* _PROBLEM DETAILS_:
Omit the pictures while printing every entry below exactly as given.

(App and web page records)

□ □ □ □

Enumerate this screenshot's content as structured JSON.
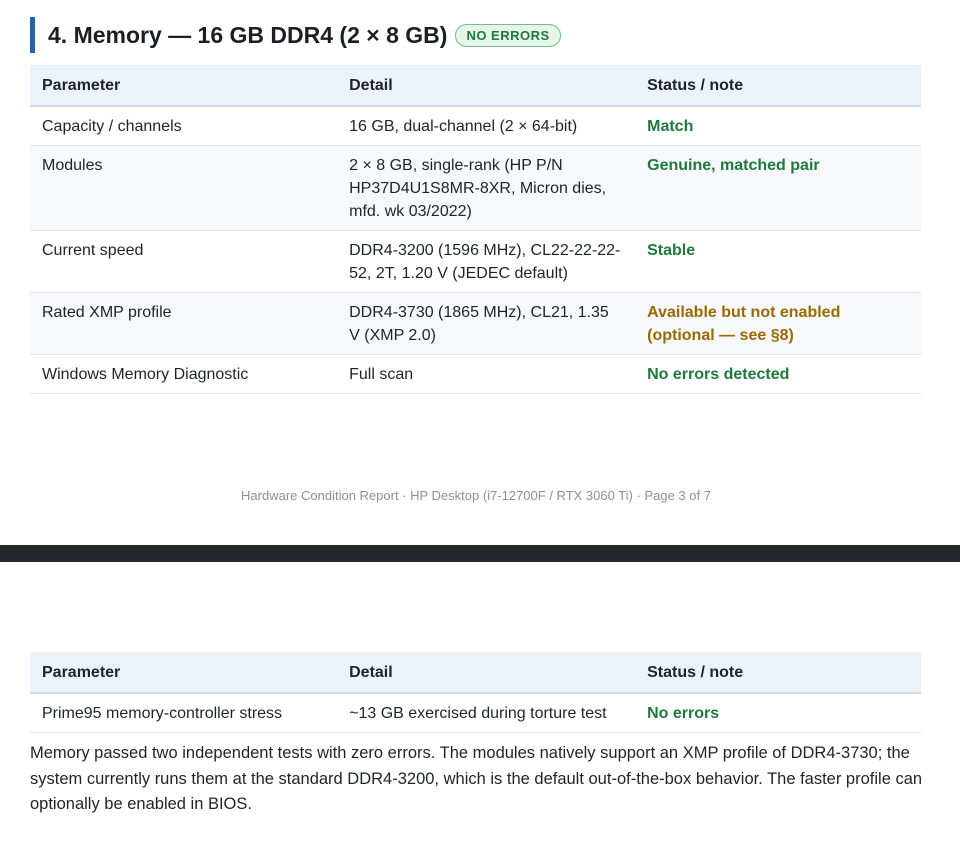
{
  "section": {
    "title": "4. Memory — 16 GB DDR4 (2 × 8 GB)",
    "badge": "NO ERRORS"
  },
  "table_headers": {
    "parameter": "Parameter",
    "detail": "Detail",
    "status": "Status / note"
  },
  "rows": [
    {
      "parameter": "Capacity / channels",
      "detail": "16 GB, dual-channel (2 × 64-bit)",
      "status": "Match",
      "status_kind": "ok"
    },
    {
      "parameter": "Modules",
      "detail": "2 × 8 GB, single-rank (HP P/N HP37D4U1S8MR-8XR, Micron dies, mfd. wk 03/2022)",
      "status": "Genuine, matched pair",
      "status_kind": "ok"
    },
    {
      "parameter": "Current speed",
      "detail": "DDR4-3200 (1596 MHz), CL22-22-22-52, 2T, 1.20 V (JEDEC default)",
      "status": "Stable",
      "status_kind": "ok"
    },
    {
      "parameter": "Rated XMP profile",
      "detail": "DDR4-3730 (1865 MHz), CL21, 1.35 V (XMP 2.0)",
      "status": "Available but not enabled (optional — see §8)",
      "status_kind": "warn"
    },
    {
      "parameter": "Windows Memory Diagnostic",
      "detail": "Full scan",
      "status": "No errors detected",
      "status_kind": "ok"
    }
  ],
  "footer": "Hardware Condition Report · HP Desktop (i7-12700F / RTX 3060 Ti) · Page 3 of 7",
  "rows_continued": [
    {
      "parameter": "Prime95 memory-controller stress",
      "detail": "~13 GB exercised during torture test",
      "status": "No errors",
      "status_kind": "ok"
    }
  ],
  "summary": "Memory passed two independent tests with zero errors. The modules natively support an XMP profile of DDR4-3730; the system currently runs them at the standard DDR4-3200, which is the default out-of-the-box behavior. The faster profile can optionally be enabled in BIOS.",
  "colors": {
    "accent": "#2b5fa8",
    "status_ok": "#1e7a3c",
    "status_warn": "#9a6a00",
    "header_bg": "#edf2f9",
    "page_break": "#24272b"
  }
}
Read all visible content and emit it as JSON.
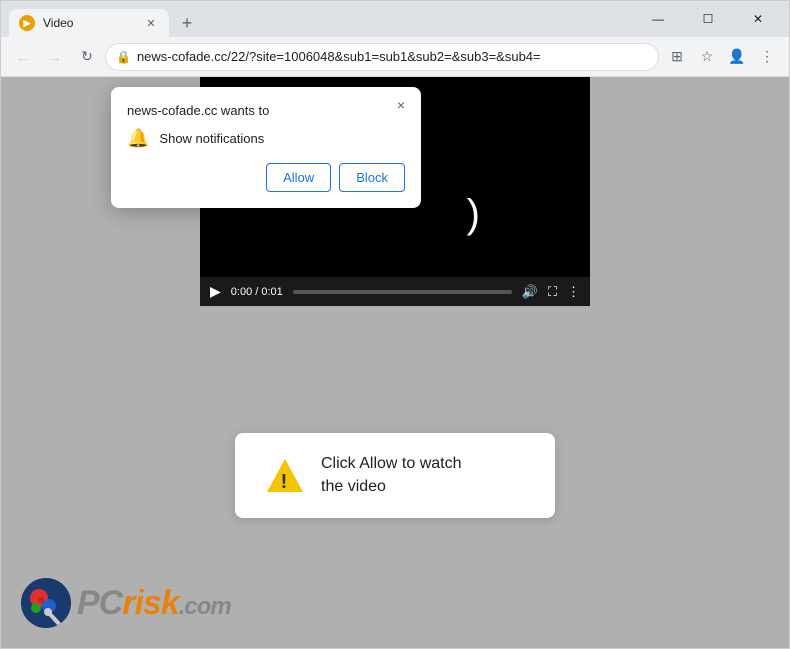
{
  "browser": {
    "tab": {
      "title": "Video",
      "favicon": "▶"
    },
    "new_tab_label": "+",
    "window_controls": {
      "minimize": "—",
      "maximize": "☐",
      "close": "✕"
    },
    "nav": {
      "back": "←",
      "forward": "→",
      "refresh": "↻",
      "address": "news-cofade.cc/22/?site=1006048&sub1=sub1&sub2=&sub3=&sub4=",
      "extensions_icon": "⊞",
      "bookmarks_icon": "☆",
      "profile_icon": "◉",
      "menu_icon": "⋮"
    }
  },
  "notification_popup": {
    "title": "news-cofade.cc wants to",
    "permission_label": "Show notifications",
    "allow_label": "Allow",
    "block_label": "Block",
    "close_label": "×"
  },
  "video": {
    "time_current": "0:00",
    "time_total": "0:01",
    "play_icon": "▶",
    "volume_icon": "🔊",
    "fullscreen_icon": "⛶",
    "more_icon": "⋮"
  },
  "click_allow_box": {
    "message_line1": "Click Allow to watch",
    "message_line2": "the video"
  },
  "pcrisk": {
    "text_pc": "PC",
    "text_risk": "risk",
    "text_com": ".com"
  }
}
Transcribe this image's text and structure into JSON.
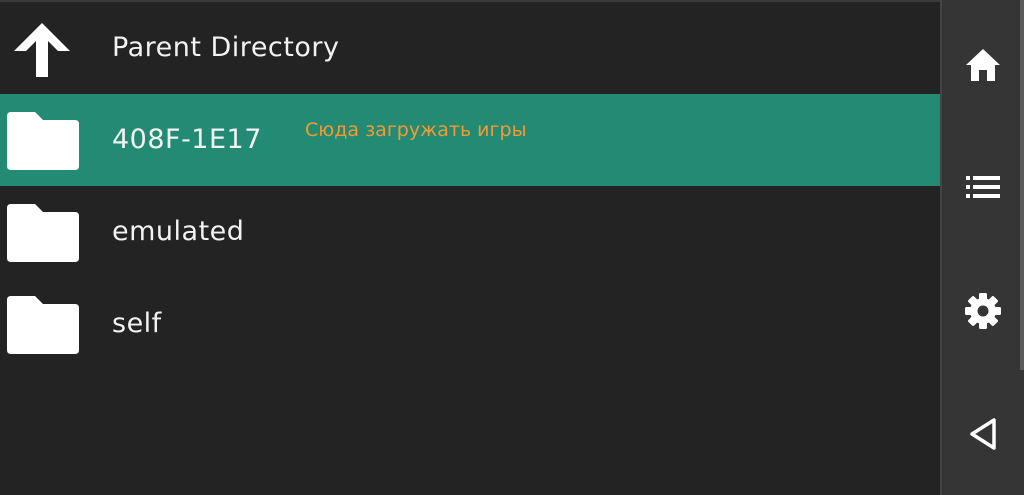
{
  "file_list": {
    "items": [
      {
        "label": "Parent Directory",
        "icon": "arrow-up-icon",
        "selected": false
      },
      {
        "label": "408F-1E17",
        "icon": "folder-icon",
        "selected": true,
        "note": "Сюда загружать игры"
      },
      {
        "label": "emulated",
        "icon": "folder-icon",
        "selected": false
      },
      {
        "label": "self",
        "icon": "folder-icon",
        "selected": false
      }
    ]
  },
  "side_bar": {
    "buttons": [
      {
        "name": "home-button",
        "icon": "home-icon"
      },
      {
        "name": "menu-button",
        "icon": "list-icon"
      },
      {
        "name": "settings-button",
        "icon": "gear-icon"
      },
      {
        "name": "back-button",
        "icon": "back-triangle-icon"
      }
    ]
  },
  "colors": {
    "background": "#232323",
    "selected_row": "#238b73",
    "note_text": "#f39a33",
    "side_bar": "#353535"
  }
}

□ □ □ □

* _RESULT FOR THIS EXERCISE_:
Enumerate this screenshot's content as structured JSON.
{
  "section": {
    "title": "4. Memory — 16 GB DDR4 (2 × 8 GB)",
    "badge": "NO ERRORS"
  },
  "table_headers": {
    "parameter": "Parameter",
    "detail": "Detail",
    "status": "Status / note"
  },
  "rows": [
    {
      "parameter": "Capacity / channels",
      "detail": "16 GB, dual-channel (2 × 64-bit)",
      "status": "Match",
      "status_kind": "ok"
    },
    {
      "parameter": "Modules",
      "detail": "2 × 8 GB, single-rank (HP P/N HP37D4U1S8MR-8XR, Micron dies, mfd. wk 03/2022)",
      "status": "Genuine, matched pair",
      "status_kind": "ok"
    },
    {
      "parameter": "Current speed",
      "detail": "DDR4-3200 (1596 MHz), CL22-22-22-52, 2T, 1.20 V (JEDEC default)",
      "status": "Stable",
      "status_kind": "ok"
    },
    {
      "parameter": "Rated XMP profile",
      "detail": "DDR4-3730 (1865 MHz), CL21, 1.35 V (XMP 2.0)",
      "status": "Available but not enabled (optional — see §8)",
      "status_kind": "warn"
    },
    {
      "parameter": "Windows Memory Diagnostic",
      "detail": "Full scan",
      "status": "No errors detected",
      "status_kind": "ok"
    }
  ],
  "footer": "Hardware Condition Report · HP Desktop (i7-12700F / RTX 3060 Ti) · Page 3 of 7",
  "rows_continued": [
    {
      "parameter": "Prime95 memory-controller stress",
      "detail": "~13 GB exercised during torture test",
      "status": "No errors",
      "status_kind": "ok"
    }
  ],
  "summary": "Memory passed two independent tests with zero errors. The modules natively support an XMP profile of DDR4-3730; the system currently runs them at the standard DDR4-3200, which is the default out-of-the-box behavior. The faster profile can optionally be enabled in BIOS.",
  "colors": {
    "accent": "#2b5fa8",
    "status_ok": "#1e7a3c",
    "status_warn": "#9a6a00",
    "header_bg": "#edf2f9",
    "page_break": "#24272b"
  }
}
Read all visible content and emit it as JSON.
{
  "browser": {
    "tab": {
      "title": "Video",
      "favicon": "▶"
    },
    "new_tab_label": "+",
    "window_controls": {
      "minimize": "—",
      "maximize": "☐",
      "close": "✕"
    },
    "nav": {
      "back": "←",
      "forward": "→",
      "refresh": "↻",
      "address": "news-cofade.cc/22/?site=1006048&sub1=sub1&sub2=&sub3=&sub4=",
      "extensions_icon": "⊞",
      "bookmarks_icon": "☆",
      "profile_icon": "◉",
      "menu_icon": "⋮"
    }
  },
  "notification_popup": {
    "title": "news-cofade.cc wants to",
    "permission_label": "Show notifications",
    "allow_label": "Allow",
    "block_label": "Block",
    "close_label": "×"
  },
  "video": {
    "time_current": "0:00",
    "time_total": "0:01",
    "play_icon": "▶",
    "volume_icon": "🔊",
    "fullscreen_icon": "⛶",
    "more_icon": "⋮"
  },
  "click_allow_box": {
    "message_line1": "Click Allow to watch",
    "message_line2": "the video"
  },
  "pcrisk": {
    "text_pc": "PC",
    "text_risk": "risk",
    "text_com": ".com"
  }
}
Transcribe this image's text and structure into JSON.
{
  "file_list": {
    "items": [
      {
        "label": "Parent Directory",
        "icon": "arrow-up-icon",
        "selected": false
      },
      {
        "label": "408F-1E17",
        "icon": "folder-icon",
        "selected": true,
        "note": "Сюда загружать игры"
      },
      {
        "label": "emulated",
        "icon": "folder-icon",
        "selected": false
      },
      {
        "label": "self",
        "icon": "folder-icon",
        "selected": false
      }
    ]
  },
  "side_bar": {
    "buttons": [
      {
        "name": "home-button",
        "icon": "home-icon"
      },
      {
        "name": "menu-button",
        "icon": "list-icon"
      },
      {
        "name": "settings-button",
        "icon": "gear-icon"
      },
      {
        "name": "back-button",
        "icon": "back-triangle-icon"
      }
    ]
  },
  "colors": {
    "background": "#232323",
    "selected_row": "#238b73",
    "note_text": "#f39a33",
    "side_bar": "#353535"
  }
}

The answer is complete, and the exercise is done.